App and web page records
#####

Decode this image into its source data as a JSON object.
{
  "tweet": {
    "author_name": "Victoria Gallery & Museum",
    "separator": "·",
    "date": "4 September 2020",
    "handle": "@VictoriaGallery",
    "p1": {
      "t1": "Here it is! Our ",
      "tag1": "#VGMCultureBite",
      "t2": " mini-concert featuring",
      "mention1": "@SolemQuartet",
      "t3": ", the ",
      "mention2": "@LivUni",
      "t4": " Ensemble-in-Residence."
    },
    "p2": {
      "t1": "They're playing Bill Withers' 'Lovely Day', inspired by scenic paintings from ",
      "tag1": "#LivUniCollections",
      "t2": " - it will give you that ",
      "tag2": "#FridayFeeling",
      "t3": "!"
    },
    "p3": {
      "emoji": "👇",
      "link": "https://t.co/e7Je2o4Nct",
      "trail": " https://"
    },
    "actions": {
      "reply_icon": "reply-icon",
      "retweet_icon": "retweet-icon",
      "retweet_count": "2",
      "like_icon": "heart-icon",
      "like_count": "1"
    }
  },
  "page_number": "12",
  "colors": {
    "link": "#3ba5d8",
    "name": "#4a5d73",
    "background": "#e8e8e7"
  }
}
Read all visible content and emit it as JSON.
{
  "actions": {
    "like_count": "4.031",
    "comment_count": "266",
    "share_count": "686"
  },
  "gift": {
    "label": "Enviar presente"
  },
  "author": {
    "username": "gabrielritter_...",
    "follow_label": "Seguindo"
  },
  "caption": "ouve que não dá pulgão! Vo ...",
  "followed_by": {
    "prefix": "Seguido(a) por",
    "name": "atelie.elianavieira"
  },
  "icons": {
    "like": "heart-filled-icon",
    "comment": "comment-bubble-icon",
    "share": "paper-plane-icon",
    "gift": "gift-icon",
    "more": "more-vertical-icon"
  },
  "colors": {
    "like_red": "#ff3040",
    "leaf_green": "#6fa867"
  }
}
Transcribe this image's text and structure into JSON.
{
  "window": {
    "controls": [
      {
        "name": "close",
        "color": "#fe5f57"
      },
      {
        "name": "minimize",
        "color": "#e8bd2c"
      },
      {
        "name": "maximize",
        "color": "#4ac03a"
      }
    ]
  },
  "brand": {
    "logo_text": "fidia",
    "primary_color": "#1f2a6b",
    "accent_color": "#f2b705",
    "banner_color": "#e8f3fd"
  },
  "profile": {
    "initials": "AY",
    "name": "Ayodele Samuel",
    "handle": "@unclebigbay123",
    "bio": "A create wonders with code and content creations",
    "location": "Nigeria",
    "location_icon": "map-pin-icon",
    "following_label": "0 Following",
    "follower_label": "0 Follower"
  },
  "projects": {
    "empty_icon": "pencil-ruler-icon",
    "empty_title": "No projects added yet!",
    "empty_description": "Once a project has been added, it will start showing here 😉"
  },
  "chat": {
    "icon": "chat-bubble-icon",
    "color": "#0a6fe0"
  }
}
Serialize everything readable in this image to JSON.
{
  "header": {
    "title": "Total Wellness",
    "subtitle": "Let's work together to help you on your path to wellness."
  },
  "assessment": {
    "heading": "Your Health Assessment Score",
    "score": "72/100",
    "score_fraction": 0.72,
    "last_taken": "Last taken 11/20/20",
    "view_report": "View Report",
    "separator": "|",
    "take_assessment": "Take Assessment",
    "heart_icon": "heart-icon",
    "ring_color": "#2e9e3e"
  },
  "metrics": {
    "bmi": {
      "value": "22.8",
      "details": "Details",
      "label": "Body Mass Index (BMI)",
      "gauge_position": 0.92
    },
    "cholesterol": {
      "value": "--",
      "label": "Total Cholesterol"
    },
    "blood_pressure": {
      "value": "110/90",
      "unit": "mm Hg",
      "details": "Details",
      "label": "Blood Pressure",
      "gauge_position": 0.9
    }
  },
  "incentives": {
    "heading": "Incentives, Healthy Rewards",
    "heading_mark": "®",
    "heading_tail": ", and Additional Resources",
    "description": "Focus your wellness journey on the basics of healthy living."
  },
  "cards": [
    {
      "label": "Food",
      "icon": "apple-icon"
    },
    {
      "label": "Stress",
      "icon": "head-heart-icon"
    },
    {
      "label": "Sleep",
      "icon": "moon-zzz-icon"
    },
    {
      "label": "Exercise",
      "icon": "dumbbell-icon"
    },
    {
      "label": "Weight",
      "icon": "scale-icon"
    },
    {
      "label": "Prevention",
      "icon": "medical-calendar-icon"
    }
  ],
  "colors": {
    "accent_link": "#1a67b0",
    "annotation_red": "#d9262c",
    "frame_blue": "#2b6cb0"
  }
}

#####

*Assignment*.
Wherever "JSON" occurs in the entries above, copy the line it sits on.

*Solution*.
Decode this image into its source data as a JSON object.
Read all visible content and emit it as JSON.
Transcribe this image's text and structure into JSON.
Serialize everything readable in this image to JSON.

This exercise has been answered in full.